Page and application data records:
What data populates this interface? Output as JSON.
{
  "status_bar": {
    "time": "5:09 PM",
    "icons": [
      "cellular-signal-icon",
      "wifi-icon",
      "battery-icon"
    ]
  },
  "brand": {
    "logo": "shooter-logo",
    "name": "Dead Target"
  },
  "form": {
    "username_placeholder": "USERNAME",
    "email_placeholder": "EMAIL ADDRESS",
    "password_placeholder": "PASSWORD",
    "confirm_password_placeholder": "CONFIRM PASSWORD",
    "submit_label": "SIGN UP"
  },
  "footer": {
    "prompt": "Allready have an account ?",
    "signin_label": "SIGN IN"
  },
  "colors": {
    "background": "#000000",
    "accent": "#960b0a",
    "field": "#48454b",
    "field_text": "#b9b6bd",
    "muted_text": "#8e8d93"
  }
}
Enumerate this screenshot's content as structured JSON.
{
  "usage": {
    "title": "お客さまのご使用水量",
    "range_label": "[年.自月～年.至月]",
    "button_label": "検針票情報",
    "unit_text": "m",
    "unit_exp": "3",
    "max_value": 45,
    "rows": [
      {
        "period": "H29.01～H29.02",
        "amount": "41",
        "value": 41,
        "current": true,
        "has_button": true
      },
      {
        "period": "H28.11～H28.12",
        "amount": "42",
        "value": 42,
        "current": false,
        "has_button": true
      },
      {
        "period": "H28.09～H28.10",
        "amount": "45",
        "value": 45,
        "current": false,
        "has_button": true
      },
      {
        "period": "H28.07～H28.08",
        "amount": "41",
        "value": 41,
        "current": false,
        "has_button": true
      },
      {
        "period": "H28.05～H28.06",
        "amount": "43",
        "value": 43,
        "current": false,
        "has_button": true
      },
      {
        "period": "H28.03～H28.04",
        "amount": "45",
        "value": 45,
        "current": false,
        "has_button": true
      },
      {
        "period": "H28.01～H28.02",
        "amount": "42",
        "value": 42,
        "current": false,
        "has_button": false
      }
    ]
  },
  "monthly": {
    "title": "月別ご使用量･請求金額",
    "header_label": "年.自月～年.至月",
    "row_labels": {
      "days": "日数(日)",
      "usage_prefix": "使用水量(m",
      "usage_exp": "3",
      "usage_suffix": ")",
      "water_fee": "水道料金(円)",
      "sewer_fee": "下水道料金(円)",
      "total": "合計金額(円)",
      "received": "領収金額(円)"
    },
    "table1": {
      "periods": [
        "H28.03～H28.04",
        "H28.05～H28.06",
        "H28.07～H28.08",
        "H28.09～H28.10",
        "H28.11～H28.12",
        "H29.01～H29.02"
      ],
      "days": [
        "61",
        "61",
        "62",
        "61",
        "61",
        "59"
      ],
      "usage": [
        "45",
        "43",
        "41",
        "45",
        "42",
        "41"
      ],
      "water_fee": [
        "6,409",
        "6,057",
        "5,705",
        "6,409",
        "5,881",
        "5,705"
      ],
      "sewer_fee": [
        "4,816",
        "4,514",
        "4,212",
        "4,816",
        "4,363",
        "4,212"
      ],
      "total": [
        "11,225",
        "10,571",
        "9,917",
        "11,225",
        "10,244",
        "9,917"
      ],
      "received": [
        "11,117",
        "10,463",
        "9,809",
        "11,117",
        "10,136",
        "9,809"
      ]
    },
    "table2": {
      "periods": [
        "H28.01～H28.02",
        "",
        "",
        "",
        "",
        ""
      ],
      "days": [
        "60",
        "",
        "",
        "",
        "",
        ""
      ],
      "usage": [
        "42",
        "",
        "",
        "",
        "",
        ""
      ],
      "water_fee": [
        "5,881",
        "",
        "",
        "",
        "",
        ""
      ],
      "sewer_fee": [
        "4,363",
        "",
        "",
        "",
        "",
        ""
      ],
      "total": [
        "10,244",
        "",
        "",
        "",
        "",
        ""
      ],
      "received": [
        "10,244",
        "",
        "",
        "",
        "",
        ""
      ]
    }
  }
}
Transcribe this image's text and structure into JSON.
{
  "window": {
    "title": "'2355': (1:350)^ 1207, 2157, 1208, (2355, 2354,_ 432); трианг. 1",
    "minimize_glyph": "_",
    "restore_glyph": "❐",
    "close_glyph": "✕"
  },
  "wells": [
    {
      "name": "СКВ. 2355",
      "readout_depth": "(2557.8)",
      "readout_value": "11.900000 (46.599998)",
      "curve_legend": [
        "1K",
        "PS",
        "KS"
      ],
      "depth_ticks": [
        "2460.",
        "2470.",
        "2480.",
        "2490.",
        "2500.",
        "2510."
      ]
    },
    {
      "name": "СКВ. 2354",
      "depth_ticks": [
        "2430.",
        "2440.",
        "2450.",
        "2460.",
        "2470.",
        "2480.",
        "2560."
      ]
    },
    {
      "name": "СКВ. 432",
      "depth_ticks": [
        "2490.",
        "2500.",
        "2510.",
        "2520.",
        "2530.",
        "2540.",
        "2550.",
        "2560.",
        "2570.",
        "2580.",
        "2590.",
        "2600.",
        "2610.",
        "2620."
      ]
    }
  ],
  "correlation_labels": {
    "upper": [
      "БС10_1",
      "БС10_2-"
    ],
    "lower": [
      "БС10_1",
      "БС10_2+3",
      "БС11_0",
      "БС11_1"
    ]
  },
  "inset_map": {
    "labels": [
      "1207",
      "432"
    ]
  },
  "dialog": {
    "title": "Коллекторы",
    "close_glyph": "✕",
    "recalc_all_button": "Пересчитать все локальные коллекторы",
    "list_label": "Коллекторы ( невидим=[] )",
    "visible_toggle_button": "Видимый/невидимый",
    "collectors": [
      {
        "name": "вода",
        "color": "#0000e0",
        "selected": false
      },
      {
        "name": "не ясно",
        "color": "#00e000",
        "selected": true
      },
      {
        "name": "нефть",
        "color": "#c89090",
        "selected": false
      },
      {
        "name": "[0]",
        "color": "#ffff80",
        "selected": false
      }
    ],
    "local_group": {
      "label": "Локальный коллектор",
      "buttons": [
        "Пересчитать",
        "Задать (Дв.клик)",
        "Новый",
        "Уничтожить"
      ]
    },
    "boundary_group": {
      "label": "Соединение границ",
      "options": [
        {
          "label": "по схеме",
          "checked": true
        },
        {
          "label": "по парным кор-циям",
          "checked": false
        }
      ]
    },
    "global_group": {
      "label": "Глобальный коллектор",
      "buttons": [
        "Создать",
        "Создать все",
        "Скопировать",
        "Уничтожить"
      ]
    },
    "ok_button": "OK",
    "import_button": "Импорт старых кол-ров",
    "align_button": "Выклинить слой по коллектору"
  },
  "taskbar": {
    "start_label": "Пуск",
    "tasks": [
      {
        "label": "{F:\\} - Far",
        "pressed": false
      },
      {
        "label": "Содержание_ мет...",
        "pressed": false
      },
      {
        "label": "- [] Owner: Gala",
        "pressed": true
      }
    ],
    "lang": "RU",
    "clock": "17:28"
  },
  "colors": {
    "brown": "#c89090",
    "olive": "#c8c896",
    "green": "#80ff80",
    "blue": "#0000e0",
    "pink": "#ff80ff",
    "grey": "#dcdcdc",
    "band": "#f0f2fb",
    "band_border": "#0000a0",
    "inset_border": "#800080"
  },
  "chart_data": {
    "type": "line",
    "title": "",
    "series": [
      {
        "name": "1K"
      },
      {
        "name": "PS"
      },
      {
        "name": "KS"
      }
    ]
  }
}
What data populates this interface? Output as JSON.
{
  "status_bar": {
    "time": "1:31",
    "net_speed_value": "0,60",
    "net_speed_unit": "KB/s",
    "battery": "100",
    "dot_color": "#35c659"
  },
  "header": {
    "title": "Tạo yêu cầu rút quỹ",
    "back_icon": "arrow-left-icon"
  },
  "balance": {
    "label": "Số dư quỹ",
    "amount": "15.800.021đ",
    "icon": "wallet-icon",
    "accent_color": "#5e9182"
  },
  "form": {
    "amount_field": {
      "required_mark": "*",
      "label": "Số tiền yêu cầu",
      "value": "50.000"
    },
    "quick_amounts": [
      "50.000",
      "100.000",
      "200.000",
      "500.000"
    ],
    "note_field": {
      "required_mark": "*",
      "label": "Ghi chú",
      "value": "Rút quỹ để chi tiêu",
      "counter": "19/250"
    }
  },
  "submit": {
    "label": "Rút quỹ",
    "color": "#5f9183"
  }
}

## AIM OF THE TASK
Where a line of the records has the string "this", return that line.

## ANSWER BOX
What data populates this interface? Output as JSON.
Enumerate this screenshot's content as structured JSON.
Transcribe this image's text and structure into JSON.
What data populates this interface? Output as JSON.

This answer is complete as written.